As with the *ist DS2, the *ist DL takes a whole host of Pentax lenses: KAF2-, KAF-, and KA-mount lenses. Older K-mount lenses can be used with limited capabilities, while Pentax S-mount and medium-format 67/645 lenses are usable with adapters and restrictions.
The *ist DL uses SD media and a high-speed USB 2.0 data transfer. It supports many battery options: CR-V3 lithium cells, nickel-metal-hydride rechargeables, AA lithium batteries, and easily obtainable (and quickly drained) AA alkaline batteries. An optional AC adapter is available. For a camera of its size and price, the Pentax *ist DL performs quite respectfully. Start-up to first shot takes 1.4 seconds, and its 0.7-second shot-to-shot time holds for both raw and JPEG files. Shutter delay, using autofocus with the standard 18mm-to-55mm lens, is 0.6 second with a bright scene and increases to 0.7 second with a darker, lower-contrast scene.
With the camera in continuous-drive mode when shooting standard JPEGs, we measured a swift capture rate of 3.3fps; the rate increased to 4.2fps in raw mode, as we shot 3 frames in 0.7 second. The buffer depth is where the *ist DL is somewhat skimpy; you can shoot only 5 JPEGs or 3 raw frames in each burst, before waiting a few seconds for the camera to rejuvenate itself. Thus, the *ist DL isn't ideal for shooting sports or animals.
While the earlier *ist DS had an 11-point autofocus system, the *ist DL uses just 3; your choices are limited to wide and spot focus, with the default in the center of the frame. It's relatively easy to autofocus on an off-center subject using the time-honored trick of prefocusing with your subject in the center of the frame, then reframing and shooting, but in practice, it takes a few tries to finesse. The autofocus is also occasionally flustered by moving subjects or high-contrast scenes, occasionally shifting indecisively before simply freezing. On the other hand, the *ist DL performs well in low-light conditions, particularly with flash.

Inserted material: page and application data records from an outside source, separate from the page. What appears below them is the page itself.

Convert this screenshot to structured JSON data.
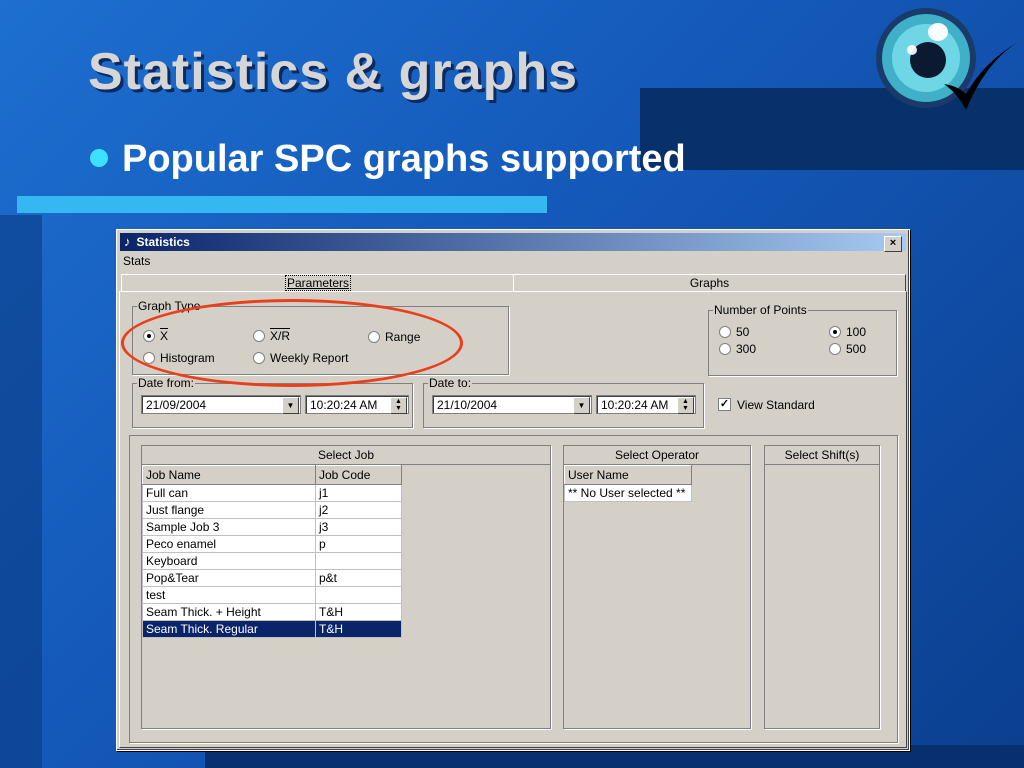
{
  "slide": {
    "title": "Statistics & graphs",
    "bullet": "Popular SPC graphs supported"
  },
  "window": {
    "title": "Statistics",
    "close_label": "×",
    "menu": [
      "Stats"
    ],
    "tabs": [
      {
        "label": "Parameters",
        "active": true
      },
      {
        "label": "Graphs",
        "active": false
      }
    ]
  },
  "graph_type": {
    "label": "Graph Type",
    "options": [
      {
        "label": "X",
        "selected": true
      },
      {
        "label": "X/R",
        "selected": false
      },
      {
        "label": "Range",
        "selected": false
      },
      {
        "label": "Histogram",
        "selected": false
      },
      {
        "label": "Weekly Report",
        "selected": false
      }
    ]
  },
  "points": {
    "label": "Number of Points",
    "options": [
      {
        "label": "50",
        "selected": false
      },
      {
        "label": "100",
        "selected": true
      },
      {
        "label": "300",
        "selected": false
      },
      {
        "label": "500",
        "selected": false
      }
    ]
  },
  "date_from": {
    "label": "Date from:",
    "date": "21/09/2004",
    "time": "10:20:24 AM"
  },
  "date_to": {
    "label": "Date to:",
    "date": "21/10/2004",
    "time": "10:20:24 AM"
  },
  "view_standard": {
    "label": "View Standard",
    "checked": true
  },
  "jobs": {
    "header": "Select Job",
    "columns": [
      "Job Name",
      "Job Code"
    ],
    "rows": [
      [
        "Full can",
        "j1"
      ],
      [
        "Just flange",
        "j2"
      ],
      [
        "Sample Job 3",
        "j3"
      ],
      [
        "Peco enamel",
        "p"
      ],
      [
        "Keyboard",
        ""
      ],
      [
        "Pop&Tear",
        "p&t"
      ],
      [
        "test",
        ""
      ],
      [
        "Seam Thick. + Height",
        "T&H"
      ],
      [
        "Seam Thick. Regular",
        "T&H"
      ]
    ],
    "selected_row": 8
  },
  "operators": {
    "header": "Select Operator",
    "columns": [
      "User Name"
    ],
    "rows": [
      [
        "** No User selected **"
      ]
    ]
  },
  "shifts": {
    "header": "Select Shift(s)"
  },
  "colors": {
    "title_bar_start": "#0a246a",
    "highlight_ellipse": "#e8401a",
    "slide_bg": "#1458b8"
  },
  "logo_icon": "eye-checkmark-logo"
}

The *ist DL's optical viewfinder uses a pentamirror, as opposed to the *ist DS2's heavier pentaprism, but photographers who prefer to focus manually will still have an easy time using the DL's bright matte-focusing screen. The pentamirror provides a 0.85X magnification showing 95 percent of the frame. The luxuriously large 2.5-inch, 210,000-pixel LCD monitor is handily viewable even at odd angles and in somewhat sunny conditions.

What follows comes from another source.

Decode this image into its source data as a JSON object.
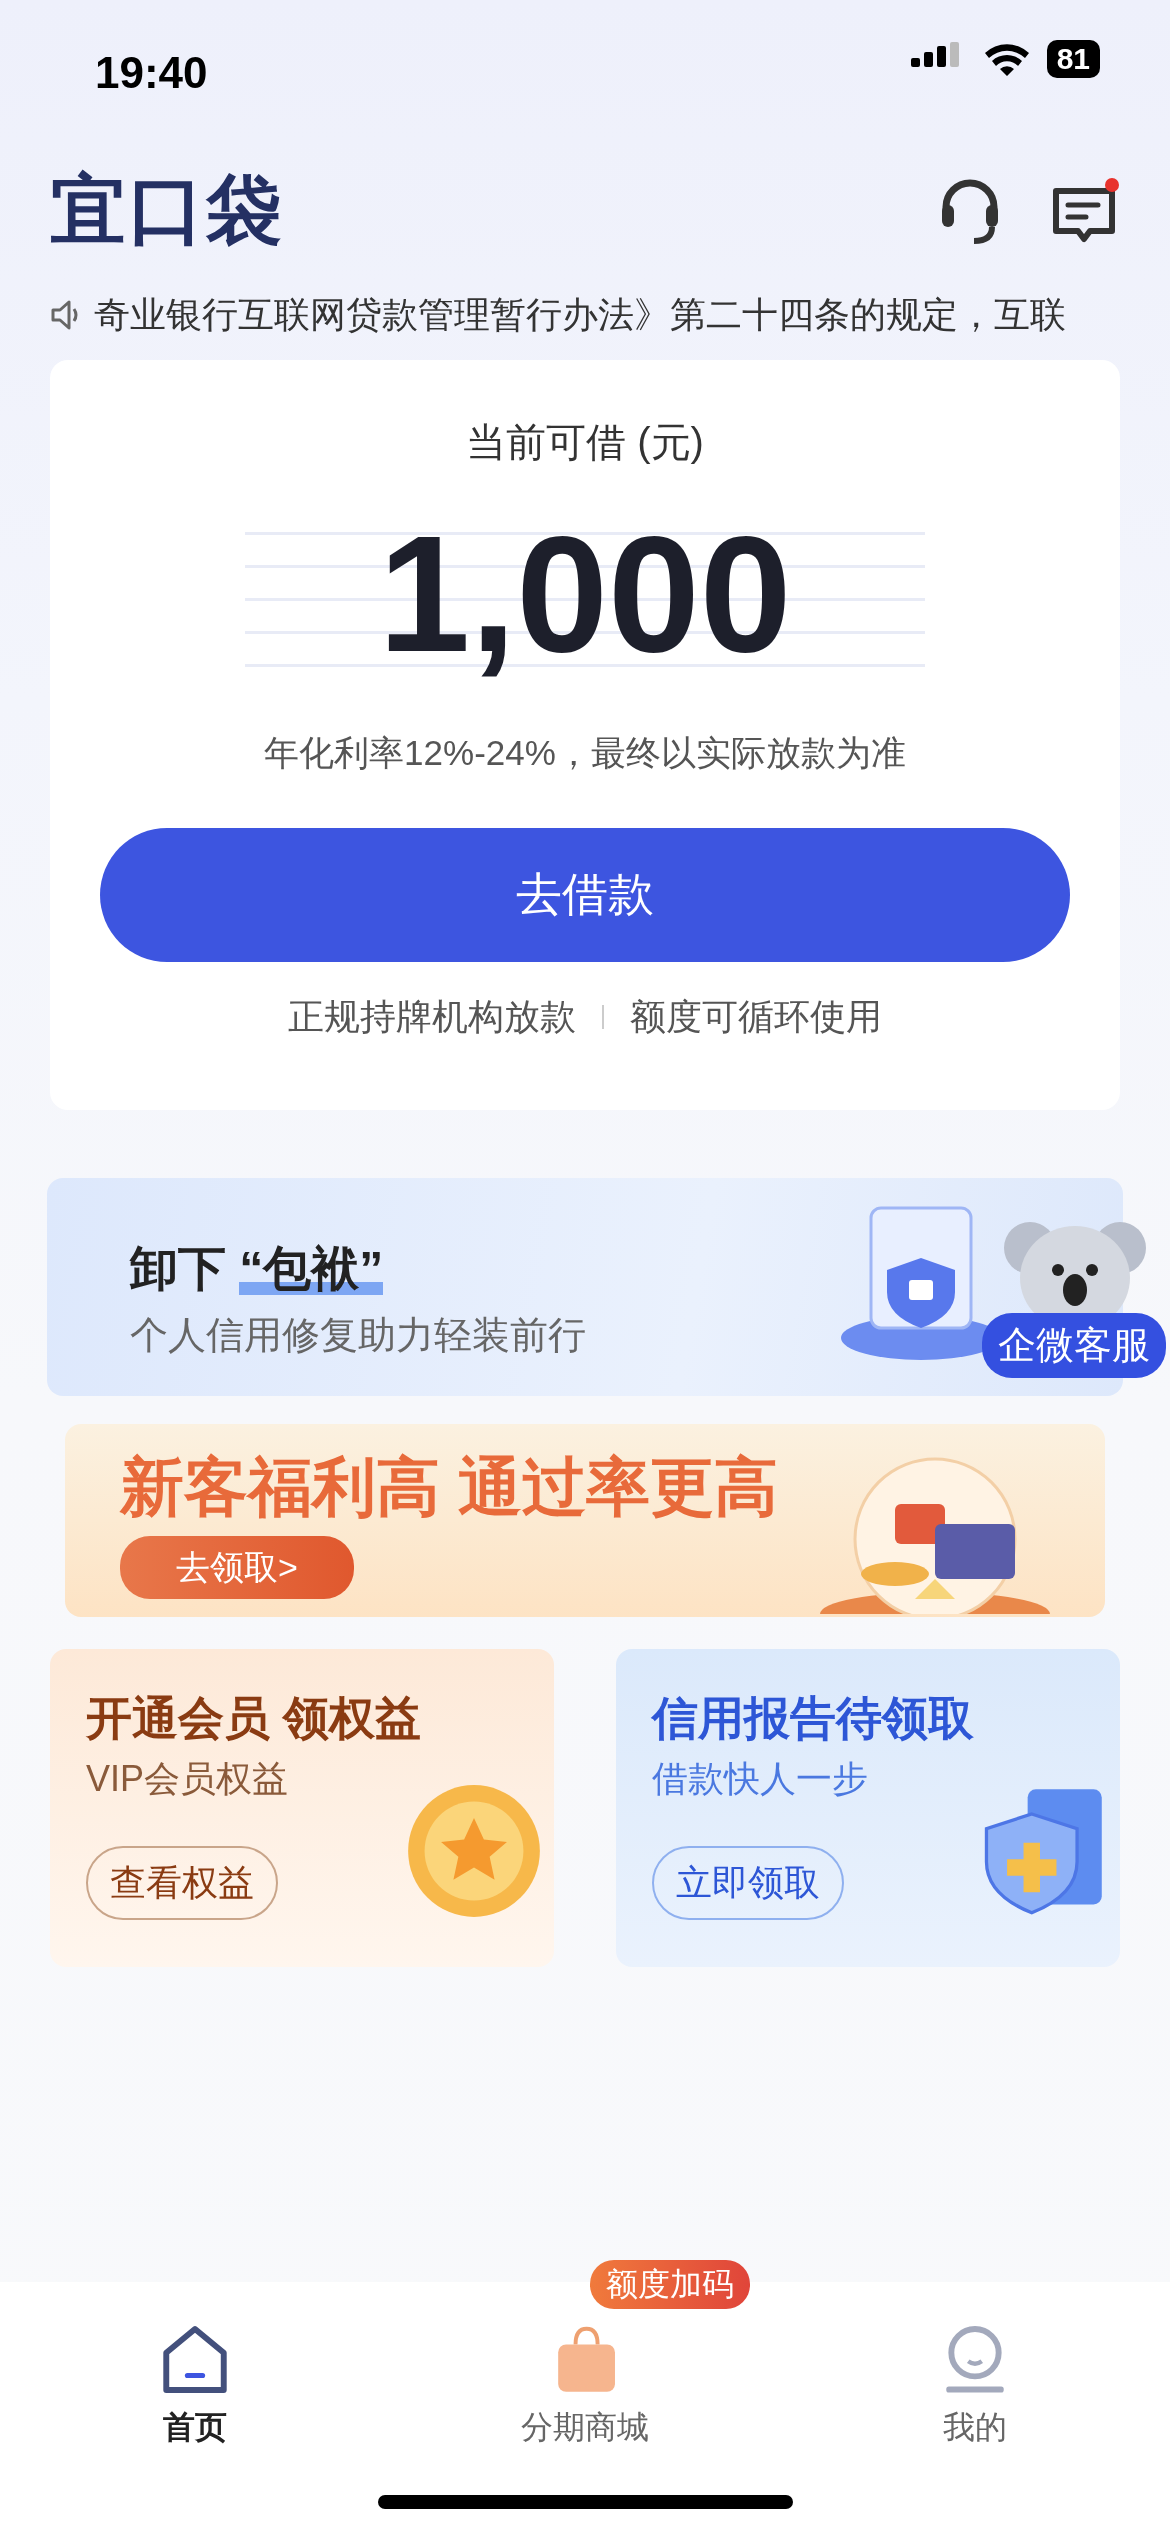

One automatic setting that doesn't always perform well is the auto white balance (AWB); although it's the default, it's not particularly savvy in judging ambient lighting conditions that don't involve direct sunlight or a flash. Test shots on a shady back porch resulted in very blue images using the AWB setting; shots indoors at night under tungsten lights had a strong yellow cast. You'd be better off choosing one of the presets or setting it manually. The results are much more balanced, although there are still slight color casts under artificial light.

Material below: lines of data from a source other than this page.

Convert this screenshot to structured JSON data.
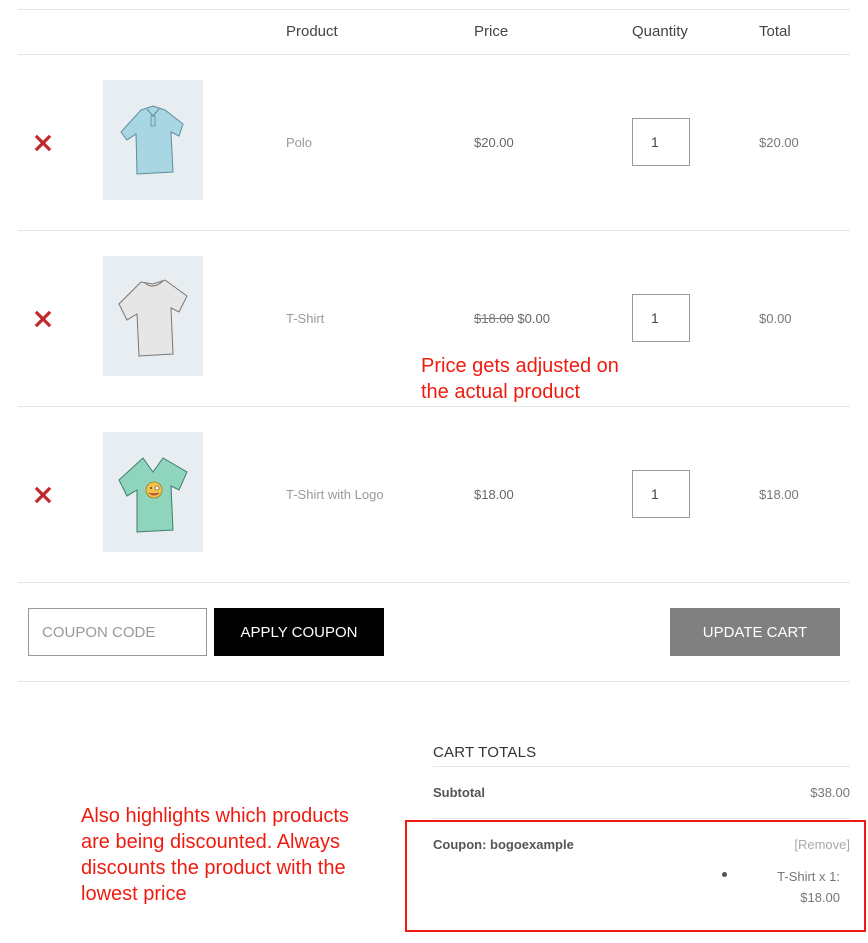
{
  "table": {
    "headers": {
      "product": "Product",
      "price": "Price",
      "quantity": "Quantity",
      "total": "Total"
    },
    "rows": [
      {
        "name": "Polo",
        "image": "polo-shirt-icon",
        "color": "#a9d6e3",
        "price_original": "",
        "price": "$20.00",
        "quantity": "1",
        "total": "$20.00"
      },
      {
        "name": "T-Shirt",
        "image": "tshirt-icon",
        "color": "#dcdcdc",
        "price_original": "$18.00",
        "price": "$0.00",
        "quantity": "1",
        "total": "$0.00"
      },
      {
        "name": "T-Shirt with Logo",
        "image": "tshirt-logo-icon",
        "color": "#8fd4bd",
        "price_original": "",
        "price": "$18.00",
        "quantity": "1",
        "total": "$18.00"
      }
    ],
    "remove_icon": "close-icon",
    "remove_color": "#c1272d"
  },
  "actions": {
    "coupon_placeholder": "COUPON CODE",
    "coupon_value": "",
    "apply_label": "APPLY COUPON",
    "update_label": "UPDATE CART"
  },
  "cart_totals": {
    "title": "CART TOTALS",
    "subtotal_label": "Subtotal",
    "subtotal_value": "$38.00",
    "coupon_label": "Coupon: bogoexample",
    "coupon_remove": "[Remove]",
    "discount_line1": "T-Shirt x 1:",
    "discount_line2": "$18.00"
  },
  "annotations": {
    "price_note_line1": "Price gets adjusted on",
    "price_note_line2": "the actual product",
    "highlight_note": [
      "Also highlights which products",
      "are being discounted. Always",
      "discounts the product with the",
      "lowest price"
    ],
    "color": "#ee1c10"
  }
}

The tiny built-in flash gave surprisingly even lighting to a completely darkened room, and it performed well, adding fill flash to portraits taken outdoors in semishaded conditions.
|Raw shot-to-shot time||Typical shot-to-shot time||Shutter lag (dim light)||Time to first shot||Shutter lag (typical)|
Our test images are clean and mostly noise-free with ISO 200 and ISO 400. A handful of colorful speckles show up at ISO 800, but even at ISO 1,600, the grain isn't totally distracting. ISO 3,200 is another story, but it's a setting most users are unlikely to use except in extreme situations.
Slight and unnaturally colored halos showed up around some subjects, particularly those in strong natural light. The ones we encountered were unlikely to be prominent at print sizes smaller than 11x14.